_Given records_.
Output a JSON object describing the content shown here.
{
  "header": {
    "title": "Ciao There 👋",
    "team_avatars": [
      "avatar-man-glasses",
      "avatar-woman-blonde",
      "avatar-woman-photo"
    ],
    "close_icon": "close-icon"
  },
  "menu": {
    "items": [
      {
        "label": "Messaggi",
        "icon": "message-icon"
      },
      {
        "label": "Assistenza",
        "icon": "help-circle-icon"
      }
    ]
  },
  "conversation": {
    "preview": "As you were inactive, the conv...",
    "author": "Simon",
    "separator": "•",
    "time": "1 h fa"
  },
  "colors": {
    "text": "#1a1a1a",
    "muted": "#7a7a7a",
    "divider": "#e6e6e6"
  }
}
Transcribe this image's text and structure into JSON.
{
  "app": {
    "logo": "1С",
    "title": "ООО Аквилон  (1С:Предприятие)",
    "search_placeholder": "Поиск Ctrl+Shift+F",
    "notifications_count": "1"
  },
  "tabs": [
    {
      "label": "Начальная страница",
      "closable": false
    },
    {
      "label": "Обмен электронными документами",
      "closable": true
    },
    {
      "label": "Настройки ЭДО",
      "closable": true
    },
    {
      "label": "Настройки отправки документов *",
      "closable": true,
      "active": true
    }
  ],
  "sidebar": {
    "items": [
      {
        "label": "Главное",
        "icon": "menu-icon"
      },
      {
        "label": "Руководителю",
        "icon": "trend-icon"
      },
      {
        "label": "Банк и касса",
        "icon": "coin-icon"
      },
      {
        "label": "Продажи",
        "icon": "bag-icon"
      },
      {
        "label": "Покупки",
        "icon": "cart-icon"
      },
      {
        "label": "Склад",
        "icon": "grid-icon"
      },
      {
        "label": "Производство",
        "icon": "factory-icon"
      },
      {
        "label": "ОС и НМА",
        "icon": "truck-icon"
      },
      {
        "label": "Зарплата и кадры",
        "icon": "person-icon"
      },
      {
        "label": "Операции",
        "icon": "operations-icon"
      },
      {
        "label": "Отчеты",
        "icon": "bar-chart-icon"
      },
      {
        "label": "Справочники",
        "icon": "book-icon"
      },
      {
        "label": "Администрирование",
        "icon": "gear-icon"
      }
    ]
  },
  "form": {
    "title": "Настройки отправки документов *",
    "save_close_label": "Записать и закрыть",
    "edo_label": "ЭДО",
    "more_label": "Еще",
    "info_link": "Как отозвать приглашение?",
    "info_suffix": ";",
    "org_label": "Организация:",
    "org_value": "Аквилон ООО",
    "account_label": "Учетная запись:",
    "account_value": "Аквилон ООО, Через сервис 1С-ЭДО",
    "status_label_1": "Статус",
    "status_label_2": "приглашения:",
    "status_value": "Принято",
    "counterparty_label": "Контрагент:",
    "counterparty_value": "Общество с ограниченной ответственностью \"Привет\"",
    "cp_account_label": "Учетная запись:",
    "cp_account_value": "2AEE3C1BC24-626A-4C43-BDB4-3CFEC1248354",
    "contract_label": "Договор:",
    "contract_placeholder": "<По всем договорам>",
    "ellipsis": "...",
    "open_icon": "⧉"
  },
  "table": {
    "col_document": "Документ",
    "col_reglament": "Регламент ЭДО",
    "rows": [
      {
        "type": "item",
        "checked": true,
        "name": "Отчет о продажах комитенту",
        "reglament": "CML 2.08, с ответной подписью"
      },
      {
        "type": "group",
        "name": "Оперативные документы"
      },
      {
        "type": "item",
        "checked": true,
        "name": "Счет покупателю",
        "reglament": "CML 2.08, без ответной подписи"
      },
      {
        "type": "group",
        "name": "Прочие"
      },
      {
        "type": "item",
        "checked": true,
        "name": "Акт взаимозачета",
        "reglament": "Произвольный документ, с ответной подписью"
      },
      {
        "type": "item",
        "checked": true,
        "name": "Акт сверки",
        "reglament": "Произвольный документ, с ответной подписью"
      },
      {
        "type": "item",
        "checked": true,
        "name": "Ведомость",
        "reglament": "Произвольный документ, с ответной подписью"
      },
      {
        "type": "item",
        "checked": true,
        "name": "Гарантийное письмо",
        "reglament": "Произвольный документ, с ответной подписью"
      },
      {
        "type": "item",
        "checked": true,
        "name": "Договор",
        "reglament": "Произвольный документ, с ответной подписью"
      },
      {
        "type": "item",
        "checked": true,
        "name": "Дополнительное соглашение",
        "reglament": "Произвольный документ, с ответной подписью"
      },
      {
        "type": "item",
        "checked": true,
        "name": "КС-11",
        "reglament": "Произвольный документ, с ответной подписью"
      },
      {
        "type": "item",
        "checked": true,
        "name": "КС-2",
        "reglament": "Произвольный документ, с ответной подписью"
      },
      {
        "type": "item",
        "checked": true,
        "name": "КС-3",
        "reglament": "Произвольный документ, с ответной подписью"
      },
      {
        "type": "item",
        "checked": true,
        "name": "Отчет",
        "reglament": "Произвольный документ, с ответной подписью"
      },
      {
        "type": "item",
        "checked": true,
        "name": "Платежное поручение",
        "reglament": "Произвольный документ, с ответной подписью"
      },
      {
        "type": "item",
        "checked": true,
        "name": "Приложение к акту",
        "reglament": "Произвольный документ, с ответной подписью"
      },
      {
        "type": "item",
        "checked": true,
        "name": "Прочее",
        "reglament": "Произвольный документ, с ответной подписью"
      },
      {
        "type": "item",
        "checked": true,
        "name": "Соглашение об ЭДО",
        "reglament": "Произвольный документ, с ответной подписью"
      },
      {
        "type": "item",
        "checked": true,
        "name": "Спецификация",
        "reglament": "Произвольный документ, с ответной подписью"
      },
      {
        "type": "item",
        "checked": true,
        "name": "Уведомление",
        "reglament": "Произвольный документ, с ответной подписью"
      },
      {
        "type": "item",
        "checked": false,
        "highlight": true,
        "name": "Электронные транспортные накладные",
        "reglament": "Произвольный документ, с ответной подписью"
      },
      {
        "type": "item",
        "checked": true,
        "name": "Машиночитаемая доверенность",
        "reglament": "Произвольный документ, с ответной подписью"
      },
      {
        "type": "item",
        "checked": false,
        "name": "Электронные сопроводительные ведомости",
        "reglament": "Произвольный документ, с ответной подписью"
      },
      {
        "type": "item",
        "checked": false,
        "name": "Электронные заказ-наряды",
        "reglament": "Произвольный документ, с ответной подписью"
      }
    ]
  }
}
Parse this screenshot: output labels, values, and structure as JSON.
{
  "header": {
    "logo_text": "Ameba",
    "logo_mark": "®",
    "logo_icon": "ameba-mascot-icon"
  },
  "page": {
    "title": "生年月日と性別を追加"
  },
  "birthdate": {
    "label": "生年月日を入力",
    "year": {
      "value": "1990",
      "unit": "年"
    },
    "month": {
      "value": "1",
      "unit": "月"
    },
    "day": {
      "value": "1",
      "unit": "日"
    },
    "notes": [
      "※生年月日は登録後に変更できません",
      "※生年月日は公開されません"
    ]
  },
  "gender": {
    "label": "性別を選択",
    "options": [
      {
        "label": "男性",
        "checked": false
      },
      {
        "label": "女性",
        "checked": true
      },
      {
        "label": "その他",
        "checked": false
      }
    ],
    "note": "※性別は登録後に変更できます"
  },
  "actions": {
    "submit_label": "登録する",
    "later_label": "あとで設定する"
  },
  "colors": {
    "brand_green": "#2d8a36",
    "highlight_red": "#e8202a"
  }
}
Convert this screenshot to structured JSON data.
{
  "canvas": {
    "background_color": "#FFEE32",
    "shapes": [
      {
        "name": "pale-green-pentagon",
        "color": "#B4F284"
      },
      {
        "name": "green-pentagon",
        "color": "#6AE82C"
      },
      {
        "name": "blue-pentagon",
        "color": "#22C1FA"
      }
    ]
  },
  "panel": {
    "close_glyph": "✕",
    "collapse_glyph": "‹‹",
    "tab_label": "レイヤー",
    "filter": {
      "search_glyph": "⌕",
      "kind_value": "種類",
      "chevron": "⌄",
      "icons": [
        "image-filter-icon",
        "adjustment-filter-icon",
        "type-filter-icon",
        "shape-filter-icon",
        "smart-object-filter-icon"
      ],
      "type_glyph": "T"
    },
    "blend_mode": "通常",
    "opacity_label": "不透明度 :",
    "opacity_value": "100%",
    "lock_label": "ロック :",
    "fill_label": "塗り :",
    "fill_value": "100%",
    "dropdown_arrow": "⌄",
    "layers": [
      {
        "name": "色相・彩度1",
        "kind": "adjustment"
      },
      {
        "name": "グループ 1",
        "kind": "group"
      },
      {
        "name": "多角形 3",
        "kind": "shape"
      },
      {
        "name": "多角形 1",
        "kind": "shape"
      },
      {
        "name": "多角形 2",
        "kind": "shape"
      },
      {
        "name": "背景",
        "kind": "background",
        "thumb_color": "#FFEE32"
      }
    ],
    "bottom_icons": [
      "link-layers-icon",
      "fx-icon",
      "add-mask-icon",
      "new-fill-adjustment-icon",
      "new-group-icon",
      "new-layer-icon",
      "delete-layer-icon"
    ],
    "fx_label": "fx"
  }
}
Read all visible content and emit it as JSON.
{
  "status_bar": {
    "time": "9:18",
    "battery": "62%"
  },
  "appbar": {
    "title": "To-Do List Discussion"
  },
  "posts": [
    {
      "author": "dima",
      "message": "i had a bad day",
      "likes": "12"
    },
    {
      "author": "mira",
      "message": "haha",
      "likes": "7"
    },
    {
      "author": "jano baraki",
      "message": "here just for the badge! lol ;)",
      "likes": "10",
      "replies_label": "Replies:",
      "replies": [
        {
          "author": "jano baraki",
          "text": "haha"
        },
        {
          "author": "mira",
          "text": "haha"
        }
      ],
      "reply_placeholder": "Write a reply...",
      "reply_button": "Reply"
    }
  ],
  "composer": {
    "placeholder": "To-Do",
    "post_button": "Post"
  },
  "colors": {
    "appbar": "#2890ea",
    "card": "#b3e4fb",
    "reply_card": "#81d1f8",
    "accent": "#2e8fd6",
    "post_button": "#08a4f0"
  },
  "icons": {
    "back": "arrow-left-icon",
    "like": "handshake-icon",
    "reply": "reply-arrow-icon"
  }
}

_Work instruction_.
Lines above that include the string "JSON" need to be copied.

_Solution for this problem_.
Output a JSON object describing the content shown here.
Transcribe this image's text and structure into JSON.
Parse this screenshot: output labels, values, and structure as JSON.
Convert this screenshot to structured JSON data.
Read all visible content and emit it as JSON.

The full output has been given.